You just have to do the flashing while the Blue Pill is outside the PCB.

In the process of removing the old CP2102 I clumsily damaged several vias on the PCB with a soldering iron which was too hot (since invested in a nicer one with a working thermostat control).
So user error. Happens sometimes.
But even if you don't have a CP2102, you can still flash the Blue Pill using an ST-Link V2.
Then you can continue to use the controller over WiFi, or through an SHC connected to the ST4.
Since you using the controller for a Dobsonian, the USB port is less important.

I have decided to carefully pack my efforts away and re-use some of the parts (LV drivers, Wemos) on a FYSETC F6 board which will hopefully arrive in a few weeks.
It is the S6 not the F6. I hope you did not order the wrong board, starting on the wrong foot all over again.

I chose the FYSETC F6 after realising that it was already hardwired to do many of the things controlling an alt/az mount requires. Perhaps there's an element of overkill (I will never need six steppers!) but looking at a friend's 3d printer operate made me realise it does all the things an alt/az telescope mount needs. Move up/down, move left/right. Pretty much straight out of the box. Just add a few parts and software.

There are still things that you have to wire: the WeMos connection, and an ST4 with a resistor network if you want an SHC.
These are harder to do when you don't have a PCB that wires all that for you, and just says : "solder here".

So, be careful ... since there are more decisions to be made ...

I have been rather frustrated with the Blue Pill but don't altogether regret my efforts. In my 73 years I have built sailing dinghies, rebuilt car engines and won science journalism awards but I never before soldered two things together, or properly understood how electronic things worked. I like to think now I am a wiser, not sadder, man.
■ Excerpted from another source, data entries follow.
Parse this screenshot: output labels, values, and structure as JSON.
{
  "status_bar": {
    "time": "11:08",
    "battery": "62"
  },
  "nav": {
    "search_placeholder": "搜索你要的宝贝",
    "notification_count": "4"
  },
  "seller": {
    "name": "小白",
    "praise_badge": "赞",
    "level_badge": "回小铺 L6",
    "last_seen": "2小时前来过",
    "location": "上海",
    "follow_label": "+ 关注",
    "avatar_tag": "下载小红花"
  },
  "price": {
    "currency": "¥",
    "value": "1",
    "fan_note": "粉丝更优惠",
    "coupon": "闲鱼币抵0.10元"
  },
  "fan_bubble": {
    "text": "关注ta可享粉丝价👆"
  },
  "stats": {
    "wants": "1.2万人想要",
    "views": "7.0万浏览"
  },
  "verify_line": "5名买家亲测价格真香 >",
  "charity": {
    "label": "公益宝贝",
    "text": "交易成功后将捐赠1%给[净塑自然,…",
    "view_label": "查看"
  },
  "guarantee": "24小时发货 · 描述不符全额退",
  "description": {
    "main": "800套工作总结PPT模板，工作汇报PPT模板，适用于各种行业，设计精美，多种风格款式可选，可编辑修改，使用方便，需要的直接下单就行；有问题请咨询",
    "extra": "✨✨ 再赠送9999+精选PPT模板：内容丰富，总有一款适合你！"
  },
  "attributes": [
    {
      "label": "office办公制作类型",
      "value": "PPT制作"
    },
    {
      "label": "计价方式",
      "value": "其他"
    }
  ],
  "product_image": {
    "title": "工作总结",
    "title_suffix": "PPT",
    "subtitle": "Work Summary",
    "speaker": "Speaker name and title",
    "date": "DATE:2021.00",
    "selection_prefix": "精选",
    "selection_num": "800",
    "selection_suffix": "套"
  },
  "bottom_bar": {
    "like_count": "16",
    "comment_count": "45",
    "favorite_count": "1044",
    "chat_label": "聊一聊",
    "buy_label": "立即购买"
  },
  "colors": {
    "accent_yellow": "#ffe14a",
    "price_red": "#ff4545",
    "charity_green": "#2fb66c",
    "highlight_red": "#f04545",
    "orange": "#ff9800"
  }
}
I was like that 3 years ago: no soldering experience, and no electronics experience either.
But watching Youtube videos, lots of reading, and help from friends made both the Blue Pill and S6 possible ...

My advice: If you have a friend who is electronics savvy, then please enlist their help before soldering anything. Better yet, leave them to do the soldering.


--
Copernicus